### Description of the task
When you print the records below, keep every word exact and leave out the images.

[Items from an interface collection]
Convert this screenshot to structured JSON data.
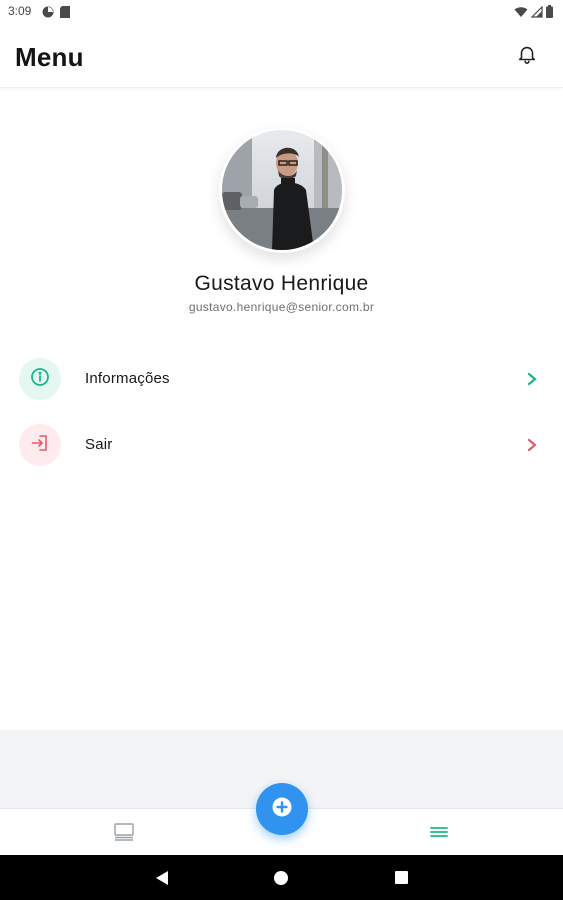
{
  "status_bar": {
    "time": "3:09",
    "left_icons": [
      "data-saver-icon",
      "sd-card-icon"
    ],
    "right_icons": [
      "wifi-icon",
      "cell-signal-icon",
      "battery-icon"
    ]
  },
  "app_bar": {
    "title": "Menu",
    "notification_icon": "bell-icon"
  },
  "profile": {
    "avatar_alt": "profile-photo",
    "name": "Gustavo Henrique",
    "email": "gustavo.henrique@senior.com.br"
  },
  "menu": {
    "items": [
      {
        "label": "Informações",
        "icon": "info-icon",
        "accent": "#15b88a",
        "icon_bg": "#e5f7f1"
      },
      {
        "label": "Sair",
        "icon": "logout-icon",
        "accent": "#e45a6a",
        "icon_bg": "#fdebed"
      }
    ]
  },
  "bottom_nav": {
    "items": [
      {
        "icon": "dashboard-icon",
        "active": false
      },
      {
        "icon": "hamburger-menu-icon",
        "active": true
      }
    ],
    "fab_icon": "plus-circle-icon",
    "active_color": "#1cb98a",
    "fab_color": "#2f93ef"
  },
  "system_nav": {
    "buttons": [
      "back-icon",
      "home-icon",
      "recents-icon"
    ]
  }
}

### Response to this exercise
Convert this screenshot to structured JSON data.
{
  "status_bar": {
    "time": "3:09",
    "left_icons": [
      "data-saver-icon",
      "sd-card-icon"
    ],
    "right_icons": [
      "wifi-icon",
      "cell-signal-icon",
      "battery-icon"
    ]
  },
  "app_bar": {
    "title": "Menu",
    "notification_icon": "bell-icon"
  },
  "profile": {
    "avatar_alt": "profile-photo",
    "name": "Gustavo Henrique",
    "email": "gustavo.henrique@senior.com.br"
  },
  "menu": {
    "items": [
      {
        "label": "Informações",
        "icon": "info-icon",
        "accent": "#15b88a",
        "icon_bg": "#e5f7f1"
      },
      {
        "label": "Sair",
        "icon": "logout-icon",
        "accent": "#e45a6a",
        "icon_bg": "#fdebed"
      }
    ]
  },
  "bottom_nav": {
    "items": [
      {
        "icon": "dashboard-icon",
        "active": false
      },
      {
        "icon": "hamburger-menu-icon",
        "active": true
      }
    ],
    "fab_icon": "plus-circle-icon",
    "active_color": "#1cb98a",
    "fab_color": "#2f93ef"
  },
  "system_nav": {
    "buttons": [
      "back-icon",
      "home-icon",
      "recents-icon"
    ]
  }
}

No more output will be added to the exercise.